### Activity
From the listing below, extract every line containing "Germany".

### Record extracts
-*-
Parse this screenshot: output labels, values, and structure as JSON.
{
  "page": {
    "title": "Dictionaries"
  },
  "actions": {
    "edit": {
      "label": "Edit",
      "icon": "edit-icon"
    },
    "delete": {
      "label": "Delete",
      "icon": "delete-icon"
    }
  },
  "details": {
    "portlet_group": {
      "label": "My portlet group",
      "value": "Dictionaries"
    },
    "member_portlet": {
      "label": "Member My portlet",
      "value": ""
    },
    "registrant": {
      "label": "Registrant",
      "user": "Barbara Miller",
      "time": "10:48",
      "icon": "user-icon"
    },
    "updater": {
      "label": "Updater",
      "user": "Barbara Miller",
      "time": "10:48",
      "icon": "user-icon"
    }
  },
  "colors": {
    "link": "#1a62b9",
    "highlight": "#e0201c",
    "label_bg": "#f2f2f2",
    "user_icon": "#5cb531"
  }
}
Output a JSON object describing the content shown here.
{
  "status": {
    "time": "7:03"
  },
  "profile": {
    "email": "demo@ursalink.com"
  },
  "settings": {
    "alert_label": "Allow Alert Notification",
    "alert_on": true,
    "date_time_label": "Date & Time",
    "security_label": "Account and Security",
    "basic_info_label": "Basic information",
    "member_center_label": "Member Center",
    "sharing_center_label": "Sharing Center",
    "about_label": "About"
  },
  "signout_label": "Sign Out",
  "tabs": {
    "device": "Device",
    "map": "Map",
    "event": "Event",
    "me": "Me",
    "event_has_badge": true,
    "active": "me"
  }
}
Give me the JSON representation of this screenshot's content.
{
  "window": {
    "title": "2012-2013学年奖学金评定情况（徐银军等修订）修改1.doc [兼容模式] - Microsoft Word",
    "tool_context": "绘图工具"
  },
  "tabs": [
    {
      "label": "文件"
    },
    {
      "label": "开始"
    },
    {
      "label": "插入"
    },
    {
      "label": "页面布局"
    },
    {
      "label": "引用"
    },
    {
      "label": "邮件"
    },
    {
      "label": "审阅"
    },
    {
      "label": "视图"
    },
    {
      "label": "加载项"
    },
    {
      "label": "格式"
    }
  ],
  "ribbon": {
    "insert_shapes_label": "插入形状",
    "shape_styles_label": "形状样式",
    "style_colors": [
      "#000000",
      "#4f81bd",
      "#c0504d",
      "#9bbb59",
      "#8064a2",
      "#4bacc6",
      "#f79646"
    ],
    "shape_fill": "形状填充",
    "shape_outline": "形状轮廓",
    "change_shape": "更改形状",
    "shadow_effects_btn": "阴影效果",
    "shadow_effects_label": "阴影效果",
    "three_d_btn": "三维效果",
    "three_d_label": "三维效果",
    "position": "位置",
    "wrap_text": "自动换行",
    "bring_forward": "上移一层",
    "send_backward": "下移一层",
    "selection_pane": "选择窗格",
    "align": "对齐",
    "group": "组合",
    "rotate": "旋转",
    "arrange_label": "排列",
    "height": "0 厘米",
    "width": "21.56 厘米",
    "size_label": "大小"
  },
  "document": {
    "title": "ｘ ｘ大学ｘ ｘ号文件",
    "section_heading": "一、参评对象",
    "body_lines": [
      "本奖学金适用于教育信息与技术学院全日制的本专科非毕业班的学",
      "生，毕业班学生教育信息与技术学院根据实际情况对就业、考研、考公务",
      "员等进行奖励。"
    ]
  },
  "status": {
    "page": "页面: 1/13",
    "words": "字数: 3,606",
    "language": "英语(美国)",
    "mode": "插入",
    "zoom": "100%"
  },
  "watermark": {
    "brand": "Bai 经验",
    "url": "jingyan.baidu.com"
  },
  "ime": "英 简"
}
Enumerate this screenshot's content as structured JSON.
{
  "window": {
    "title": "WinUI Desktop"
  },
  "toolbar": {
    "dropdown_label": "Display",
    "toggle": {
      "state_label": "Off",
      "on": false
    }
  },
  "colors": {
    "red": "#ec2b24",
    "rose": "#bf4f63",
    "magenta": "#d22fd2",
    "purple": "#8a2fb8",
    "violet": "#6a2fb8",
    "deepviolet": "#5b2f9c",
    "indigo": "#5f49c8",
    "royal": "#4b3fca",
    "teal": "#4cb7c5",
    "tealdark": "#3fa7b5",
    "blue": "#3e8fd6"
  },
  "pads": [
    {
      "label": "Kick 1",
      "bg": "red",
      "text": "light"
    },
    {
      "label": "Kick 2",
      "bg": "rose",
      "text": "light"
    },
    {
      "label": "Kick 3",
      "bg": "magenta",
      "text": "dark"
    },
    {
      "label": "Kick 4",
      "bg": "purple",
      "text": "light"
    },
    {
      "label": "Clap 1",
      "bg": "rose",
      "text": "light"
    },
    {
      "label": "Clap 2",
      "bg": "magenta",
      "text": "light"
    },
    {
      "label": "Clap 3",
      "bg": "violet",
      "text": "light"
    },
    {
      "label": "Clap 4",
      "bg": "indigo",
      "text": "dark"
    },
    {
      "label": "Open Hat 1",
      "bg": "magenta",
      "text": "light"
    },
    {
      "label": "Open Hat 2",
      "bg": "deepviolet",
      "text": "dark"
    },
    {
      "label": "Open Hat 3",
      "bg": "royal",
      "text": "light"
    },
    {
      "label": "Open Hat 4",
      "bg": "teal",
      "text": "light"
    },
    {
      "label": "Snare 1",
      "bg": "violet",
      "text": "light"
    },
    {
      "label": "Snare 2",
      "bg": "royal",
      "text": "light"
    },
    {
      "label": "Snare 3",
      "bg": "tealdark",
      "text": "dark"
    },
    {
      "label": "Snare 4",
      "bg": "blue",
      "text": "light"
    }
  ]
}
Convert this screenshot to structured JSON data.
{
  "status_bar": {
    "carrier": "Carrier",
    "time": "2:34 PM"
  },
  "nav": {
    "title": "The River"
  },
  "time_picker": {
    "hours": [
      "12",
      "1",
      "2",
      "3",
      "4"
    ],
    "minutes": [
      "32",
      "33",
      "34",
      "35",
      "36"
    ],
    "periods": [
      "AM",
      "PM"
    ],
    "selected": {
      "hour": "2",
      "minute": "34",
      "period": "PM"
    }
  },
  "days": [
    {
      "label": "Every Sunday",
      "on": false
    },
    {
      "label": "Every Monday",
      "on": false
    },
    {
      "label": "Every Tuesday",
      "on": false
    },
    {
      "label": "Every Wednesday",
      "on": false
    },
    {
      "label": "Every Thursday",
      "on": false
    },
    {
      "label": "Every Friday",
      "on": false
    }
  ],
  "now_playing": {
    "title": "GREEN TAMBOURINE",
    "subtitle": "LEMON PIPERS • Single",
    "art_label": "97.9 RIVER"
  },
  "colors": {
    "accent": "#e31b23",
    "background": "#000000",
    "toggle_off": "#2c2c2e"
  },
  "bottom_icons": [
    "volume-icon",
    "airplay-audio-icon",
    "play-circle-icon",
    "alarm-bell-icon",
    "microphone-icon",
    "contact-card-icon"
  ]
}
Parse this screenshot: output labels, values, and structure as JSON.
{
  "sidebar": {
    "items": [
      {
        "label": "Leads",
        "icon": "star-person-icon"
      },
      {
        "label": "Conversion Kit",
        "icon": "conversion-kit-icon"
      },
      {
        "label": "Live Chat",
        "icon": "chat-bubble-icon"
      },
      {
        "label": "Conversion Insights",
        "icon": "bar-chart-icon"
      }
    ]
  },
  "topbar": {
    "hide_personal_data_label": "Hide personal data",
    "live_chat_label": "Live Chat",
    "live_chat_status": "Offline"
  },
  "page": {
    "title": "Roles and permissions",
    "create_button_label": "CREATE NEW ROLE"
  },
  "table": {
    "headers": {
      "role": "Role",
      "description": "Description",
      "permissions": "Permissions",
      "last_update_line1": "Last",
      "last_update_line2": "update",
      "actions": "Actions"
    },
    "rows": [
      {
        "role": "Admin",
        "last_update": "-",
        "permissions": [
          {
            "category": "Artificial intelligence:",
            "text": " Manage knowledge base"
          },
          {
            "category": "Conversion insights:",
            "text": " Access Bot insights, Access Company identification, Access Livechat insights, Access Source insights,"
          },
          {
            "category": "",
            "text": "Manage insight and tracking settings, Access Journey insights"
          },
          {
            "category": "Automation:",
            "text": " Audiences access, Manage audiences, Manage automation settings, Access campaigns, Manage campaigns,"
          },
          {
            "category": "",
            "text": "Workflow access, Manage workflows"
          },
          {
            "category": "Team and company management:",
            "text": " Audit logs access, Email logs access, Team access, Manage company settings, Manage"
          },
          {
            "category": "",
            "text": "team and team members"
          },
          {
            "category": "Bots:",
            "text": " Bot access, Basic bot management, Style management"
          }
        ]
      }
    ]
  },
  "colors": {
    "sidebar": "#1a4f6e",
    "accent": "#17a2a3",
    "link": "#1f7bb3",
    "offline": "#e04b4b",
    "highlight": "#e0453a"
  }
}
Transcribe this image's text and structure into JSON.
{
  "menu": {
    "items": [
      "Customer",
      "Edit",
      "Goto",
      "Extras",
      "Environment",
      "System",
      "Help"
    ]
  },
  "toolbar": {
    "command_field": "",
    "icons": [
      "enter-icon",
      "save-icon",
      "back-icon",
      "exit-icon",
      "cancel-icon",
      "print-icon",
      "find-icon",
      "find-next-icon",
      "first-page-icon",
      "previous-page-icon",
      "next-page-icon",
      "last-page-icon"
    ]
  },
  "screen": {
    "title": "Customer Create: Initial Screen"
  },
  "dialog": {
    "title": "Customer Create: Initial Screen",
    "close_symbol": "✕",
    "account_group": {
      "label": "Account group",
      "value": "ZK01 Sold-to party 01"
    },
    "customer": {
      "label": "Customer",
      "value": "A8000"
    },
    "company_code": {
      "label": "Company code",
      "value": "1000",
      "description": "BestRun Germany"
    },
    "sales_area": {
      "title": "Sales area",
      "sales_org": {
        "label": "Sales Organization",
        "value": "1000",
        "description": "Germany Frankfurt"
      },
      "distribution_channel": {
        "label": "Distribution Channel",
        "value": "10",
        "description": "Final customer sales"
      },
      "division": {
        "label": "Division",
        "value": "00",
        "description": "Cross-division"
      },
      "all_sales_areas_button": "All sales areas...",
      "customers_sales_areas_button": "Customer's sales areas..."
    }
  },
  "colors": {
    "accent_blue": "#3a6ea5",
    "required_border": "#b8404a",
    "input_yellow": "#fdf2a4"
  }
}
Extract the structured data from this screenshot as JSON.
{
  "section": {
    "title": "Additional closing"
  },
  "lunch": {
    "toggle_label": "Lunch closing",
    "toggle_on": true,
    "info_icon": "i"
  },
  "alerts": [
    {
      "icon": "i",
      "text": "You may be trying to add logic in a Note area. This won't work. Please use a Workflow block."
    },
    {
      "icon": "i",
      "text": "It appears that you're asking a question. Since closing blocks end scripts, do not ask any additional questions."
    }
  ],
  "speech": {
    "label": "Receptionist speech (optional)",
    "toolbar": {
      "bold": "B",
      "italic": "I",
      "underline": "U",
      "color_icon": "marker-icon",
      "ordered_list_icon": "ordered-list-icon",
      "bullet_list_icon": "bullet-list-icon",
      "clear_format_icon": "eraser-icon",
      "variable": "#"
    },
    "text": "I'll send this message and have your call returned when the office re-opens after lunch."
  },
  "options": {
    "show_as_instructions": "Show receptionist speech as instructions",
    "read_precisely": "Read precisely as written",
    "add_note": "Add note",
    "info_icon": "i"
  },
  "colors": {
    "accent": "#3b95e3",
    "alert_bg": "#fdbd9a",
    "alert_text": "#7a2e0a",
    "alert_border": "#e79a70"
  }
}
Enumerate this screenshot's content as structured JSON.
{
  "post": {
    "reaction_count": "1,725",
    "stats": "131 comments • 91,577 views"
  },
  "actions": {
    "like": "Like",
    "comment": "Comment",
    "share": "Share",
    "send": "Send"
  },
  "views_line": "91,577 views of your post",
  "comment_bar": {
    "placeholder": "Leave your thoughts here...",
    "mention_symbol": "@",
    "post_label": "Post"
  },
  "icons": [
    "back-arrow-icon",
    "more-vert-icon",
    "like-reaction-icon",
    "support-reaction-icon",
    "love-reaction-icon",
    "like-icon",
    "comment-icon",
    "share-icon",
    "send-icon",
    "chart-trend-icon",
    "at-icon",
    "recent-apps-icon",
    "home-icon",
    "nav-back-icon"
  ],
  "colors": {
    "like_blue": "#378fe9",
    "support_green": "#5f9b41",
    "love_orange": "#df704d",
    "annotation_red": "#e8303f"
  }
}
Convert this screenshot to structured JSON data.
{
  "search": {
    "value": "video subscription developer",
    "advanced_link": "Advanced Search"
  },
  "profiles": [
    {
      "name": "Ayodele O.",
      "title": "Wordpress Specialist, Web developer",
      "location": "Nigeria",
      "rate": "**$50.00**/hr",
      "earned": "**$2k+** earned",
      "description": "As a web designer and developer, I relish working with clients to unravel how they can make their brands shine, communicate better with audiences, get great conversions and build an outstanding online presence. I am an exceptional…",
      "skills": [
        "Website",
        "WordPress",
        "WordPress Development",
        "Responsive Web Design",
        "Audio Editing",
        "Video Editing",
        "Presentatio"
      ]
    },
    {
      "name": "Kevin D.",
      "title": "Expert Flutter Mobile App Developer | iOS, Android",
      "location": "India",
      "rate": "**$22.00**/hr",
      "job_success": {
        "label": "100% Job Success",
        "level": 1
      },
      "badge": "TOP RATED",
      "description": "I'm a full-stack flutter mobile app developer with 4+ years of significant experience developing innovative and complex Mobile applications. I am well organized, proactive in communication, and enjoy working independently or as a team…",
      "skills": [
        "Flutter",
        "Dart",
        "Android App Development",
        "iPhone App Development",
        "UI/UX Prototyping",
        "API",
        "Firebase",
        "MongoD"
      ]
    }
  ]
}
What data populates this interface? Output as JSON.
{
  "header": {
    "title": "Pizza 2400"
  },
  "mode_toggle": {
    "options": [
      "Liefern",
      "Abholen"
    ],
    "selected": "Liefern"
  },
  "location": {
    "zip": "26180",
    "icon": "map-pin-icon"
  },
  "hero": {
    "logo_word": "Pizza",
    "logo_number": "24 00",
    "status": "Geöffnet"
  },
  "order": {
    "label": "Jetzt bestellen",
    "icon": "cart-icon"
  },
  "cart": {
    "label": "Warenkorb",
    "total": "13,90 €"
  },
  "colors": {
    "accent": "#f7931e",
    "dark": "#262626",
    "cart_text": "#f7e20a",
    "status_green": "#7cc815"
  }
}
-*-
### Written solution
      "description": "BestRun Germany"
        "description": "Germany Frankfurt"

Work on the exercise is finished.